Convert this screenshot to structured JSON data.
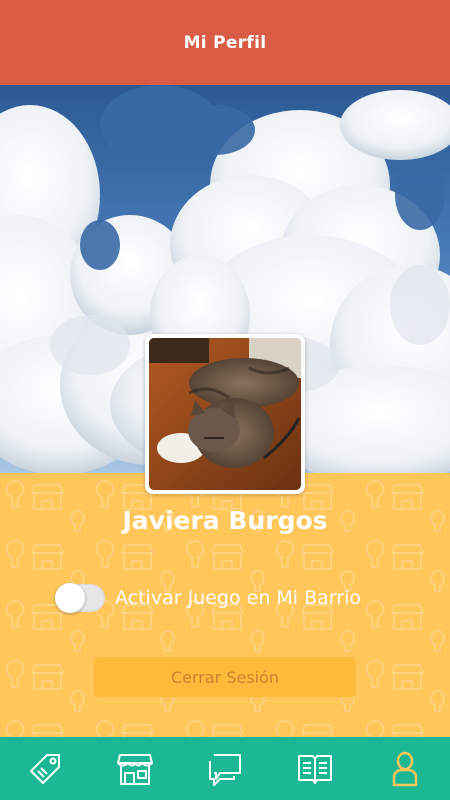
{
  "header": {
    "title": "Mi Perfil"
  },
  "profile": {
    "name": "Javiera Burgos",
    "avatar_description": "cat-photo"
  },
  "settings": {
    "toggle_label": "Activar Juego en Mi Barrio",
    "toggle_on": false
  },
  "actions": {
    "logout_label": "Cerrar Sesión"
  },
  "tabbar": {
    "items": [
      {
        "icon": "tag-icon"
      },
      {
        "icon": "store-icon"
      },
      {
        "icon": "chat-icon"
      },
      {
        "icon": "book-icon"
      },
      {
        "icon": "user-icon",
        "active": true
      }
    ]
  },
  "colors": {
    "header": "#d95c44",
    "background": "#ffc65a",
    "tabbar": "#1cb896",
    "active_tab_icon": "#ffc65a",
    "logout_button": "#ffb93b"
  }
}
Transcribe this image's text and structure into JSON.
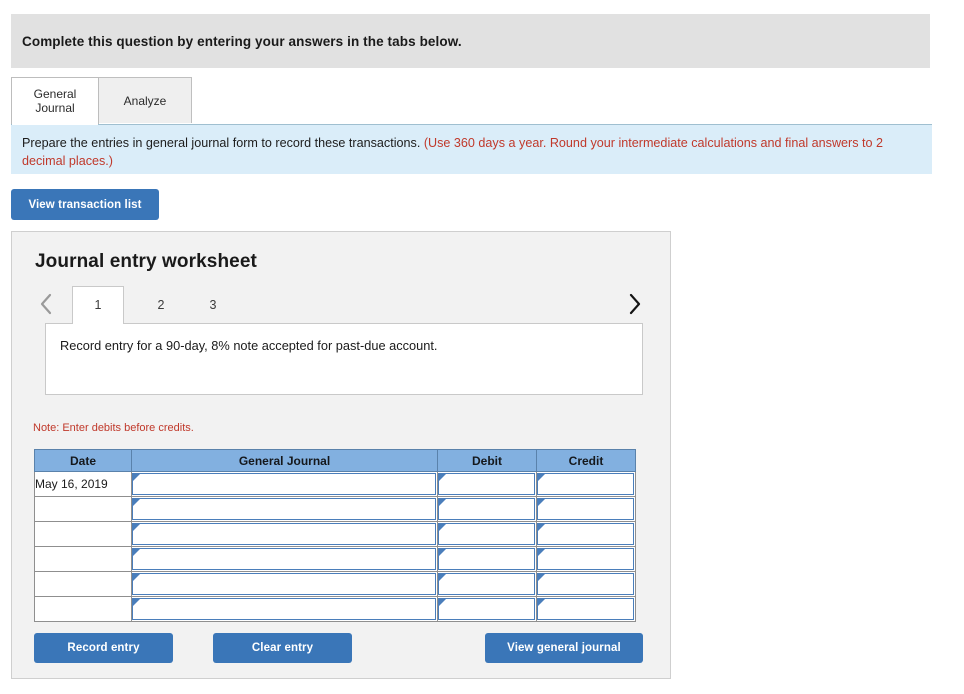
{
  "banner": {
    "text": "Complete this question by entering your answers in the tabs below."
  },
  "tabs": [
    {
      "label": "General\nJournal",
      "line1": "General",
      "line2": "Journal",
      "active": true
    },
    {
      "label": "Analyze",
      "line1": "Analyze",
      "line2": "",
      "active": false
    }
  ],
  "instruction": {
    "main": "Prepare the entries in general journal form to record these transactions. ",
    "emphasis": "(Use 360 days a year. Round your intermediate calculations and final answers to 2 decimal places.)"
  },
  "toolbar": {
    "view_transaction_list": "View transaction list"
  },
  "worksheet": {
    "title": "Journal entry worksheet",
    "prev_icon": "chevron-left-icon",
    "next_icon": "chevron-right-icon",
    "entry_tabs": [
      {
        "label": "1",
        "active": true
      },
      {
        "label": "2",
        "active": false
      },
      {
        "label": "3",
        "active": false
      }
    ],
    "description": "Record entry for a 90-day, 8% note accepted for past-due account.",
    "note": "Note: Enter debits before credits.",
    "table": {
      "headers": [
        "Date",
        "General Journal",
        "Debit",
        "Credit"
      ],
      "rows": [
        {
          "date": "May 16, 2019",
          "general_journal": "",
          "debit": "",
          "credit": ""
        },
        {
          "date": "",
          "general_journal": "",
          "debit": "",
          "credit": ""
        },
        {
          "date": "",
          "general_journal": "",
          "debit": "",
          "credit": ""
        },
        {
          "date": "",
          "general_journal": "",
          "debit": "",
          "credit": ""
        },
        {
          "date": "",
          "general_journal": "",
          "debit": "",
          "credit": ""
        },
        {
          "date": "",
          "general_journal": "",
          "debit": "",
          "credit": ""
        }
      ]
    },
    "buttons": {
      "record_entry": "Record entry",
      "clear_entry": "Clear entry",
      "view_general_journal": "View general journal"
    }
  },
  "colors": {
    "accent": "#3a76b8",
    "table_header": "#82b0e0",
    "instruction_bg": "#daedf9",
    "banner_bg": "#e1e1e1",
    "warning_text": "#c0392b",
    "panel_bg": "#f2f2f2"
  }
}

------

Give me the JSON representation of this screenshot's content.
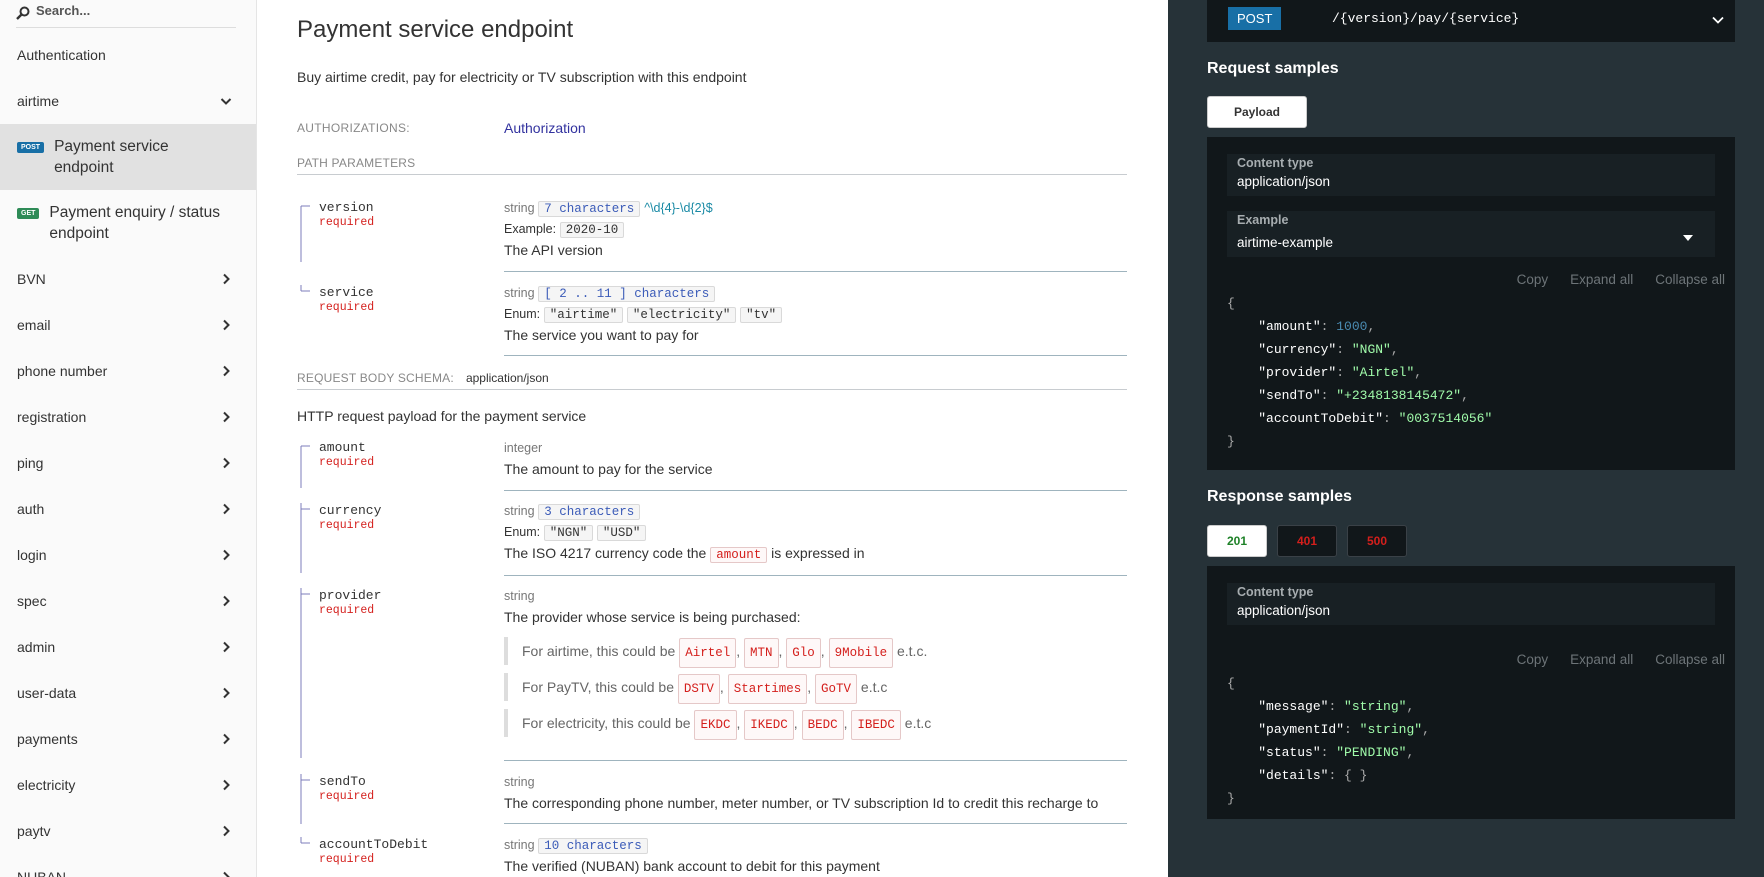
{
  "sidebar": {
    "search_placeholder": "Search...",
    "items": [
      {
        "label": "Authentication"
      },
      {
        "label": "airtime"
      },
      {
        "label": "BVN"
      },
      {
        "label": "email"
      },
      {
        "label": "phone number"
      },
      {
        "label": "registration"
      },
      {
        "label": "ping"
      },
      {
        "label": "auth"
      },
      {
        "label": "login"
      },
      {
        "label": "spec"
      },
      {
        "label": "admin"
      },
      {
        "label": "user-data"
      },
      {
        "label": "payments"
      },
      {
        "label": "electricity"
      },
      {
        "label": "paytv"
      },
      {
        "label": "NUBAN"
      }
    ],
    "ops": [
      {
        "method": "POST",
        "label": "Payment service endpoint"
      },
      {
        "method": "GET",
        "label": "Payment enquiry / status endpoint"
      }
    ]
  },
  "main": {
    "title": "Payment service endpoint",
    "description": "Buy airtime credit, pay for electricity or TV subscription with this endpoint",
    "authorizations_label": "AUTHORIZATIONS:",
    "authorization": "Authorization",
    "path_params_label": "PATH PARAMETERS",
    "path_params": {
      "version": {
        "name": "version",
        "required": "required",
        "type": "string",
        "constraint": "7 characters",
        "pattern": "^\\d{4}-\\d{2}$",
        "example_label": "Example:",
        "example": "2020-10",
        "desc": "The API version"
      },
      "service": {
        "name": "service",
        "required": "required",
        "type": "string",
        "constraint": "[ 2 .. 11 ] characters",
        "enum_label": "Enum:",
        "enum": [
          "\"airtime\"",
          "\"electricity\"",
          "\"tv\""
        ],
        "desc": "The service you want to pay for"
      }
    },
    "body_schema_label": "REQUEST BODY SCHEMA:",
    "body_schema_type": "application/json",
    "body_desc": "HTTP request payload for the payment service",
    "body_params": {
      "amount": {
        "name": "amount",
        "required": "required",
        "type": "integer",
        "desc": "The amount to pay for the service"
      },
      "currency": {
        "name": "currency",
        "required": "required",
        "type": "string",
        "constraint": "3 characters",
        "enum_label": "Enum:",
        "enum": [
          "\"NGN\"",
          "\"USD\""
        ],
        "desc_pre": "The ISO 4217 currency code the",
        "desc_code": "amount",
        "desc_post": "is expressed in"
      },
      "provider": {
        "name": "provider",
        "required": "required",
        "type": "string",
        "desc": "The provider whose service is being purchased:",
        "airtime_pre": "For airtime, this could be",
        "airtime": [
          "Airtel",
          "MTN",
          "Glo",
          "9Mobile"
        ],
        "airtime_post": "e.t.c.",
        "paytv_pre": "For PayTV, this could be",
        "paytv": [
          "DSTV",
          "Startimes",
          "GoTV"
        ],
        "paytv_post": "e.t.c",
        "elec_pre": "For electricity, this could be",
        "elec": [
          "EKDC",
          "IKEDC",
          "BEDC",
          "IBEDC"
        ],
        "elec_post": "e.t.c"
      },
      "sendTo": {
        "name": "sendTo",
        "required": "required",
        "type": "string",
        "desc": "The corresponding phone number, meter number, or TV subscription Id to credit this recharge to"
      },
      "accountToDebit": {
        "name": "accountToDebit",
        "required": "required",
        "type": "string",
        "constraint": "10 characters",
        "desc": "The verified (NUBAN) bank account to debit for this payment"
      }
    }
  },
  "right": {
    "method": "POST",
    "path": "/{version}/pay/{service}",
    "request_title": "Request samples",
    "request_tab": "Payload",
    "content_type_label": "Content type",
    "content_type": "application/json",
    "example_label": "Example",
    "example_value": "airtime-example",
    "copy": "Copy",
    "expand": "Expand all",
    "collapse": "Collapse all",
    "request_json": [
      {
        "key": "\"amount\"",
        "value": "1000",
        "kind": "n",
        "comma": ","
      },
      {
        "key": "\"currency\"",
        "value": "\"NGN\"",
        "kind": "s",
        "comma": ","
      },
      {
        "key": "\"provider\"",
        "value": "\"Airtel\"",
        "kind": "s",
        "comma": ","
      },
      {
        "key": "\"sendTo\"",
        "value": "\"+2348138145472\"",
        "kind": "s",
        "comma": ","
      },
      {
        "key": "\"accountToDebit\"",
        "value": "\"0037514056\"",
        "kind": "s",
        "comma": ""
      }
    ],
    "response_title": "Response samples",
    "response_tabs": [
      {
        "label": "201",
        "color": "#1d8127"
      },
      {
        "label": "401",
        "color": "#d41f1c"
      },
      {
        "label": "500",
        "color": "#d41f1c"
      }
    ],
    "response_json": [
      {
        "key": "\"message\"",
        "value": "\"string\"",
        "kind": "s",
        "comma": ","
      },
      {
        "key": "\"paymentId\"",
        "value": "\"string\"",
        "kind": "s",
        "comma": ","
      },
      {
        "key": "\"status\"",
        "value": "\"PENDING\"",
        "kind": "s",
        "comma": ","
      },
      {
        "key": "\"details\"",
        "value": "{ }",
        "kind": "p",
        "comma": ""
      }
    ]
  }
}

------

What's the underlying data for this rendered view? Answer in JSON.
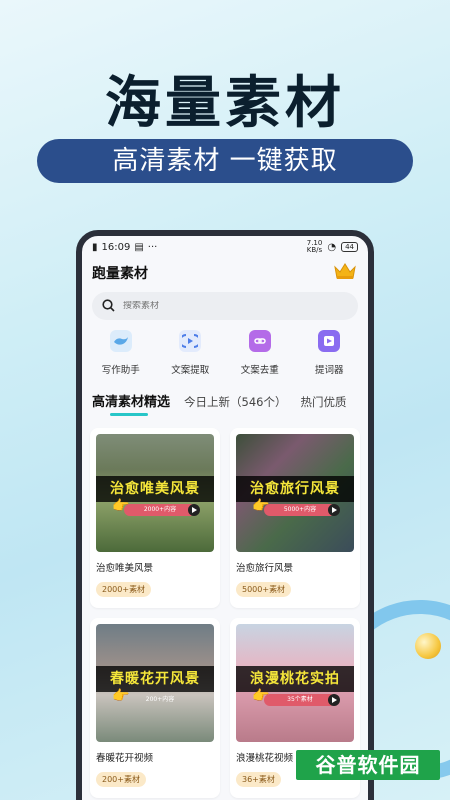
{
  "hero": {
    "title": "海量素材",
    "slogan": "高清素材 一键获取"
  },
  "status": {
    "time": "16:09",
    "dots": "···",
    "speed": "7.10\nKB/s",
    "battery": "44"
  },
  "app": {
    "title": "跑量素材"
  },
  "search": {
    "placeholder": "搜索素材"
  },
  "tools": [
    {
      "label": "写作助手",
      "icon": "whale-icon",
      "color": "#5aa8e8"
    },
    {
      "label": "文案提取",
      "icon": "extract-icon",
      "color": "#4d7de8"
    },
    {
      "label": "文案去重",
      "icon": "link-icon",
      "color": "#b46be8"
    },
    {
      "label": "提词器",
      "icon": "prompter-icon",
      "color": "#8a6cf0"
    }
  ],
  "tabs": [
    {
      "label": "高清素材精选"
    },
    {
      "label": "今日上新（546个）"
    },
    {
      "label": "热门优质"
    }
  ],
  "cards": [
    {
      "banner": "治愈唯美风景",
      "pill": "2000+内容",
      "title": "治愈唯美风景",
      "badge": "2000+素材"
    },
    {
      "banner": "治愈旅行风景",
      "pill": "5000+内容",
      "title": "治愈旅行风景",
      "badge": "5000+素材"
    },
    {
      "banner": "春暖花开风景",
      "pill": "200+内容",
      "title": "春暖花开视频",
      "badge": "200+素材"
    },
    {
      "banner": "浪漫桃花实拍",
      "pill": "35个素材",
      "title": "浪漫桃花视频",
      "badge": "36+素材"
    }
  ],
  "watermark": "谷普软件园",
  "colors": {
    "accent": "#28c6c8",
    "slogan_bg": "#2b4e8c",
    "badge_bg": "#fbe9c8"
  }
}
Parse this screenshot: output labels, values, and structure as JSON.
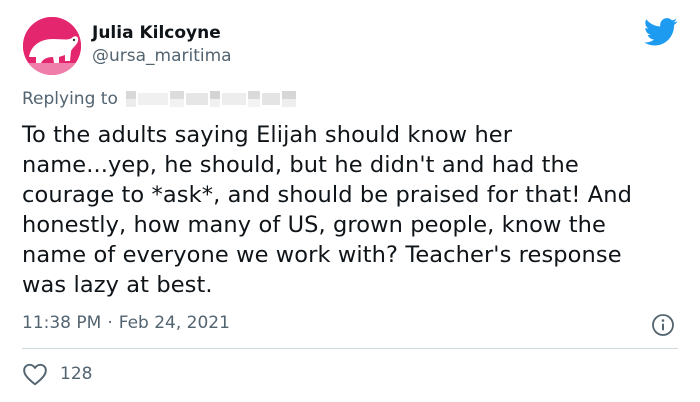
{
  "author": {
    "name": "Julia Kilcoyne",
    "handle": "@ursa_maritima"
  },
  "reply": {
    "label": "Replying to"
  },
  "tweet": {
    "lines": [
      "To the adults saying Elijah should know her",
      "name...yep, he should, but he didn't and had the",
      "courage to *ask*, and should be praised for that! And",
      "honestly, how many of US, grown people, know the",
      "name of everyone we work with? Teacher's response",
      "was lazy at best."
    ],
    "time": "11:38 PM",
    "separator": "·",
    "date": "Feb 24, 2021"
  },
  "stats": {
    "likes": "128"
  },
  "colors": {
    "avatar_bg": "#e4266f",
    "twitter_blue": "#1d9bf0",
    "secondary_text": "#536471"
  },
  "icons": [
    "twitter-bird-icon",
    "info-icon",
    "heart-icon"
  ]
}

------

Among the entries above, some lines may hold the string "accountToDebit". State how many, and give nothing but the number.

## The completed task
3